Indiana’s program found 13 people out of 1,240 didn’t pass the drug test. It cost them $45,000 to test everyone. While it cost about $36 to test each individual, the state had to test everyone in order to find those 13 folks, so each of them ended up being worth $3,400-plus in testing.

In Florida’s program, the Tampa Tribune found that drug testing did save the state a bit of money:

Cost of the tests averages about $30. Assuming that 1,000 to 1,500 applicants take the test every month, the state will owe about $28,800-$43,200 monthly in reimbursements to those who test drug-free.

That compares with roughly $32,200-$48,200 the state may save on one month’s worth of rejected applicants.

Net savings to the state: $3,400 to $5,000 annually on one month’s worth of rejected applicants. Over 12 months, the money saved on all rejected applicants would add up to $40,800 to $60,000 for a program that state analysts have predicted will cost $178 million this fiscal year.

Sixty thousand dollars is nothing to sneeze at. That’s a decent yearly salary for a welfare caseworker. But it’s also a drop in a multimillion dollar bucket. In addition, drug testing may keep a lot of people who know they wouldn’t pass from applying. So it might save a few more dollars in benefits and application fees.

So, in the big picture, is it worth it?

Drug testing seems to me like a easy policy choice in times of scarcity. When there’s not enough to go around, we get extra picky about who gets what and what they deserve–both when it comes to the little people and the big muckety-mucks. But are some policy decisions just to make us feel better? I wonder if anyone in Indiana feels particularly proud of making sure those 13 people did not get any help training for a new job. Maybe they do, and that feeling is worth $45,000.

What do you think? Take our poll. Don’t see an answer that represents your views? Leave us a comment.

Is drug testing people for public benefits worth they money it costs?

  • Yes, it is. The state shouldn’t be encouraging drug use.
  • No. Not enough people test positive to justify the money spent.
  • No, but not because of the cost. Drug testing enforces untrue, negative stereotypes about the poor.
  • Yes, drug testing should be a requirement of all benefits, including the mortgage tax deduction.

Created on Jan. 5, 2012


View Results

poll by twiigs.com

© Community Renewal Society 2011


Leave a comment
  • Unemployment in construction is 21.2%, I wish these guys would tell the truth. We all need to education ourself in this tough market only way is a degree or change your career.. search online for High Speed Universities for career advice

  • fb_avatar

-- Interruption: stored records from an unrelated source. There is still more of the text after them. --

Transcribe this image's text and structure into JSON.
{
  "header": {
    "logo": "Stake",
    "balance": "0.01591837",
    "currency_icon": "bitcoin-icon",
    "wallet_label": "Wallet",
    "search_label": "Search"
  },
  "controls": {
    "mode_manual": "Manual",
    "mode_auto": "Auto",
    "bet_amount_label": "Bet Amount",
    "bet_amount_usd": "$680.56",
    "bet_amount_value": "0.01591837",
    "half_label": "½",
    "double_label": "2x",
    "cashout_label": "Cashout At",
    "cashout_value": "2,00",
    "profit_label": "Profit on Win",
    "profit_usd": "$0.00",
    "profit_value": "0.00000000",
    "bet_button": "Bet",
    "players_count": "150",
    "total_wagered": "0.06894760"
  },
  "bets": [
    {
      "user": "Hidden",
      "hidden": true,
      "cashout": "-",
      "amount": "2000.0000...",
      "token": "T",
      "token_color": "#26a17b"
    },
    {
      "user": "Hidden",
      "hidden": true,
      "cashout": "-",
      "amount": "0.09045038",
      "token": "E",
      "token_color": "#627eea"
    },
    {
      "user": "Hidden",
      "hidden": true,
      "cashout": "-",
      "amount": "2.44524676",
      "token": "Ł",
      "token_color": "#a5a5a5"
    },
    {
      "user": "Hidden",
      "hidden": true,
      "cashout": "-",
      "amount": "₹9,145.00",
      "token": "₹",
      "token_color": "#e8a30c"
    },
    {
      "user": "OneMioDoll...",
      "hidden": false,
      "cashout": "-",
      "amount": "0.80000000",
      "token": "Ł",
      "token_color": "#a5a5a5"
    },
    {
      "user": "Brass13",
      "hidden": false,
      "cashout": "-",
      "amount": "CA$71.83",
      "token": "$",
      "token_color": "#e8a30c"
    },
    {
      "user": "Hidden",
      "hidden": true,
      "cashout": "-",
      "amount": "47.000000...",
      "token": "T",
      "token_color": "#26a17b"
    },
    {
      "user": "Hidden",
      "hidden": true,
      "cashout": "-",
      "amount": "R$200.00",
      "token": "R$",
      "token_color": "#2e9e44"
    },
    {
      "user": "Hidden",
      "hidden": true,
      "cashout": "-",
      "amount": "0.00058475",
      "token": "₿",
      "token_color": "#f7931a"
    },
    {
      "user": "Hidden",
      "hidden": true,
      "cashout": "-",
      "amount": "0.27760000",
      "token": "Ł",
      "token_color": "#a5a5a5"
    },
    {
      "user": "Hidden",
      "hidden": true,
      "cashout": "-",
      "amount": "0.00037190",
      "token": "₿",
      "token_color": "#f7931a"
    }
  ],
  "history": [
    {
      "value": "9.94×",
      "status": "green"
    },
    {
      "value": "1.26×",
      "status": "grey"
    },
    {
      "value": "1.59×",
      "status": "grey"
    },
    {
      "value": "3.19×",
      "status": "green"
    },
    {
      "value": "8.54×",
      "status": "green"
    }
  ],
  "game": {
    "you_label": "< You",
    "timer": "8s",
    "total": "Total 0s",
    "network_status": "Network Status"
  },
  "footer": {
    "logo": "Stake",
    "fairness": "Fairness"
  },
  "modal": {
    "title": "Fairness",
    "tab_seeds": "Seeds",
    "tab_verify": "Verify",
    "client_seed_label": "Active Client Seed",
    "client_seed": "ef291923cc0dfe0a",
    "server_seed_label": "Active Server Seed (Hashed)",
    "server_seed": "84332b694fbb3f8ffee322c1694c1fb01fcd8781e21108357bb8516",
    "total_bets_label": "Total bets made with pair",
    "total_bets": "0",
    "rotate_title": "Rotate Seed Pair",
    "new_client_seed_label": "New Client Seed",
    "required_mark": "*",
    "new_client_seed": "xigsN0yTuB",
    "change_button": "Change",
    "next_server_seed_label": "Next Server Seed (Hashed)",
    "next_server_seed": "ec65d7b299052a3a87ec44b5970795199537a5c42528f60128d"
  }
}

    MSNBC had an article right after Christmas: 32 people failed the test in Florida; however, **1600 refused to take the test.** Anyone who is writing about this issue should be reporting on the decline in total number of applicants as a key assessment in the effectiveness of this policy.

  • fb_avatar

    Hardcore addicts will figure out ways to get around a urine test. People on parole and probation are tested, while someone watches them give their specimen. Still they figure out ways to donate a clean sample. This issue is not about being able to conveniently get high and still receive benefits. Welfare and unemployment's purpose is not law enforcement. The only people that should have to submit to a drug test is someone that has been convicted in a court of law of a drug related crime. I hear people state that they have to take them for their job, so everyone should have to. Without reasonable cause employers should not be allowed to test employees either. If you are driving a bus, flying a commercial plane, or a very limited number of other professions that make you responsible for the lives of many other people testing might be justifiable. This drug testing of everyone is getting ridiculous. This is America. If an employer is not going to pay a person minimum wage for 168 hours of the week, with any over forty overtime, what a person does in his off time is none of the employers business. A person should not have to prove to anyone they are innocent, and submit to a warrant less search for any reason. "They who can give up essential liberty to obtain a little temporary safety deserve neither."-Ben Franklin

Leave a comment